BIRDING in South Africa’s National Parks

by Rob Little, photographs by Maans Booysen
Book review by Johan Rothmann – 2 July 2018

Most ecotourists enjoy visiting South Africa’s National Parks. Some visit these parks to see the Big 5, others to enjoy nature. Avitourists (or traveling birdwatchers as this book explains it) visit our national parks for all of the above, but mostly to enjoy the birds that flock to these protected areas. This book, a first on birding in all of South Africa’s National Parks, will tell you what birds you can expect to see in each of the 19 national parks, and specifically where inside each of the parks.

The parks are grouped into 4 regions: the Northern, Arid, Frontier, and Cape region. A brief description of each region includes the habitat biomes represented in that region, followed by a more detailed description of each park in the region.

A short geographical and history description of each park is followed by the park’s landscape features and associated habitats, before getting to the birds of the park.

The birding section provides information on what bird species occur in the specific park, and which particular areas within the park are most likely the best spots to find sought after birds. Note that this is not a bird identification guide nor a guide explaining bird habits. It only mentions the birds by its common name, with interesting facts about where to find these birds. For each park, a list of “Special birds” is also given. These are typical bucket-list species of the biome that the park represent.

A well presented map for each of the national parks fits onto a single page. This provides a nice overview of the park and indicates the park’s major roads and accommodation facilities.

No index of bird species mentioned in the book is provided. There is a bird species list in the back of the book, indicating which birds can be found in which parks, and their residential/endemic status. However, there is no common, logical sequence to this list. The author mentions that the sequence of the list is “largely according to that of SASOL Birds of Southern Africa for ease of reference to a standard field guide”. That means a second identification book is required to search for a specific bird.
This species list in table form discloses interesting trivia. As an example, I learnt that the Black-shouldered Kite occurs in all our national parks except the Richtersveld National Park.
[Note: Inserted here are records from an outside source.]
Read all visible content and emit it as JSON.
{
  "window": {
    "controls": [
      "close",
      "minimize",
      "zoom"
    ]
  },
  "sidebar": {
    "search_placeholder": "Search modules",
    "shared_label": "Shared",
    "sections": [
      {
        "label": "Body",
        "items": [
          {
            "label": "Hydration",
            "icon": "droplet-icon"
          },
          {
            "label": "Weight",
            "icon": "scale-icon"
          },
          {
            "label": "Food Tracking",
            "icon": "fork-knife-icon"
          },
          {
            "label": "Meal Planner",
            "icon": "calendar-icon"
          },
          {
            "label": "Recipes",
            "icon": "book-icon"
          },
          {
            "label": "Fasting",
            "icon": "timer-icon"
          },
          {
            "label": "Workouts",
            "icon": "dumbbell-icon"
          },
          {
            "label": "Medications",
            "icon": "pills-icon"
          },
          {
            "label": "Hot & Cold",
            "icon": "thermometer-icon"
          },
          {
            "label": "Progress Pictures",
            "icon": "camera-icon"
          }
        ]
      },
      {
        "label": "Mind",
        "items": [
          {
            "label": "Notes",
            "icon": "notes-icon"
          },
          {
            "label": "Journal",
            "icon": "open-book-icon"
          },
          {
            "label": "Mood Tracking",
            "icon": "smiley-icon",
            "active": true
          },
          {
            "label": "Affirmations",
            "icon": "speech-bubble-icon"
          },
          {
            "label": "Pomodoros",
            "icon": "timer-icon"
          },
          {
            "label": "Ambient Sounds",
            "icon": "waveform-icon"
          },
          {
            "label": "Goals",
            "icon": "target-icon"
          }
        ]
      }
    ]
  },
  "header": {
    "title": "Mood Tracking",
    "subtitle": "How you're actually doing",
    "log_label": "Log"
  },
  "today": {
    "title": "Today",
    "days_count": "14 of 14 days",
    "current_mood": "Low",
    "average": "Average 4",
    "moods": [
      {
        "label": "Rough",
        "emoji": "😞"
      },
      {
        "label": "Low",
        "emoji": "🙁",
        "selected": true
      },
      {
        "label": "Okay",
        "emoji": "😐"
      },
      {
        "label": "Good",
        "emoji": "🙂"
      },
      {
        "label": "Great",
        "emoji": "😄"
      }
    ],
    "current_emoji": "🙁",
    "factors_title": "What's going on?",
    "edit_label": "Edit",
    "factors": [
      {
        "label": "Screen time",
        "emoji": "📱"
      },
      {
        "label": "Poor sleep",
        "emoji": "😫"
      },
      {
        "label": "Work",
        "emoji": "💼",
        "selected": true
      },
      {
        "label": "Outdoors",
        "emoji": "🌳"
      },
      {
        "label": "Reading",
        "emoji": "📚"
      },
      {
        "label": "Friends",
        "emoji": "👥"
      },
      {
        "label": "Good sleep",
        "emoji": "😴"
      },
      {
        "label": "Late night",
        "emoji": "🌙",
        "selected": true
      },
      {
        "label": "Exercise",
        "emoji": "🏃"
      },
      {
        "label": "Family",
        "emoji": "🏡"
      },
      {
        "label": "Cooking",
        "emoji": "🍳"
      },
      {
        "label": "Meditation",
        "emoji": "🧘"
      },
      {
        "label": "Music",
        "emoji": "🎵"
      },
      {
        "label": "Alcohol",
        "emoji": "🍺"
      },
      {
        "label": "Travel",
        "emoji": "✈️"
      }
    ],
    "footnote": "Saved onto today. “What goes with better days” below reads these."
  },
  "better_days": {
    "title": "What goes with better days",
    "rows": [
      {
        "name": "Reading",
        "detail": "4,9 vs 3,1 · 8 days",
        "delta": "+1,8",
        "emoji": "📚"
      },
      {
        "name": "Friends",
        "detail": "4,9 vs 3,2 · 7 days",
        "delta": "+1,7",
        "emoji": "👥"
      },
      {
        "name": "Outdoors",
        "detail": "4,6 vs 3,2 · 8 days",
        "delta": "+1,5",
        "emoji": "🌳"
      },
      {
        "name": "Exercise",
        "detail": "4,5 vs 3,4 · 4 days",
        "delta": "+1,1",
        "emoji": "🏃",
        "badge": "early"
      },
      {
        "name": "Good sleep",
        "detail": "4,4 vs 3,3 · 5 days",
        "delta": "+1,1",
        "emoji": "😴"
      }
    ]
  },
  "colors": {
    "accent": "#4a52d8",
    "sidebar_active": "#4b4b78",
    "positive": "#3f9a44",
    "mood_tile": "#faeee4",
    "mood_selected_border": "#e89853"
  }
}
The author, Dr Rob Little, began his career in conservation as a Forester as long ago as in 1974. Since then he held several positions including co-ordinator of the Gamebird Research Programme at the Percy FitzPatrick Institute of African Ornithology, University of Cape Town, director of conservation at WWF South Africa, manager of the DST-NRF Centre of Excellence (CoE) at the Fitztitute. During this time he published a number of papers and books, including Terrestrial Gamebirds & Snipes of Africa, and Gamebirds of Southern Africa.

More than 100 beautiful photographs of birds are spread throughout the book. All photographs were supplied by Maans Booysen. Previously a farmer in the North West Province on a farm which was incorporated into what is now Madikwe Game Reserve, he is an expert bird guide having lead birding groups to Botswana, Mozambique, Namibia, South Africa, Zimbabwe and Zambia. Maans’ personal list of South African bird species tallies 894 of which he has photographed 885.
This is a nice addition to the book collection of birders who already have identification field guides. I will definitely make sure this handy book is in my suitcase next time I visit any of our National Parks.

Birding in South Africa’s National Parks – by Rob Little and photographs by Maans Booysen
First published and released: July 2018
The book has 205 pages with a flexible, soft cover.
Published by Jacana Media (

ISBN: 978-1-4314-2689-8
Price at the time of this review: R195 including VAT